- _WHAT IS BEING ASKED_: Your output should repeat each record below with no differences.

- _EXERCISE DATA_:
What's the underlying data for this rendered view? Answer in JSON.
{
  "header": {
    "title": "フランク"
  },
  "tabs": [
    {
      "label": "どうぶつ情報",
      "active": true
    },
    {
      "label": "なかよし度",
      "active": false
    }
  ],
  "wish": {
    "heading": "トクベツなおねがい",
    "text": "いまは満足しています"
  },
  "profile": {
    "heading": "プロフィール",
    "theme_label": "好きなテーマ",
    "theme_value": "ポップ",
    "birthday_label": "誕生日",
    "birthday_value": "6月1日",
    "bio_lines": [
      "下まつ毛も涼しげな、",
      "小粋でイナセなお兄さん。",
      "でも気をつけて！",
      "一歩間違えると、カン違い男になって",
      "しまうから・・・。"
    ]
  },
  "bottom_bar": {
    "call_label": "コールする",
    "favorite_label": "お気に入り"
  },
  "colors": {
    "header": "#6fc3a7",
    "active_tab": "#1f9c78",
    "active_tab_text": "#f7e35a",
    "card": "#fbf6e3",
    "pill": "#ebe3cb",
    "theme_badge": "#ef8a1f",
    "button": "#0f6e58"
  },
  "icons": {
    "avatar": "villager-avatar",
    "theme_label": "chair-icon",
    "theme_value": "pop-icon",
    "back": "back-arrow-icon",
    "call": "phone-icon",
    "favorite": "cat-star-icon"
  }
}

- _OUTPUT FOR THIS EXERCISE_:
What's the underlying data for this rendered view? Answer in JSON.
{
  "header": {
    "title": "フランク"
  },
  "tabs": [
    {
      "label": "どうぶつ情報",
      "active": true
    },
    {
      "label": "なかよし度",
      "active": false
    }
  ],
  "wish": {
    "heading": "トクベツなおねがい",
    "text": "いまは満足しています"
  },
  "profile": {
    "heading": "プロフィール",
    "theme_label": "好きなテーマ",
    "theme_value": "ポップ",
    "birthday_label": "誕生日",
    "birthday_value": "6月1日",
    "bio_lines": [
      "下まつ毛も涼しげな、",
      "小粋でイナセなお兄さん。",
      "でも気をつけて！",
      "一歩間違えると、カン違い男になって",
      "しまうから・・・。"
    ]
  },
  "bottom_bar": {
    "call_label": "コールする",
    "favorite_label": "お気に入り"
  },
  "colors": {
    "header": "#6fc3a7",
    "active_tab": "#1f9c78",
    "active_tab_text": "#f7e35a",
    "card": "#fbf6e3",
    "pill": "#ebe3cb",
    "theme_badge": "#ef8a1f",
    "button": "#0f6e58"
  },
  "icons": {
    "avatar": "villager-avatar",
    "theme_label": "chair-icon",
    "theme_value": "pop-icon",
    "back": "back-arrow-icon",
    "call": "phone-icon",
    "favorite": "cat-star-icon"
  }
}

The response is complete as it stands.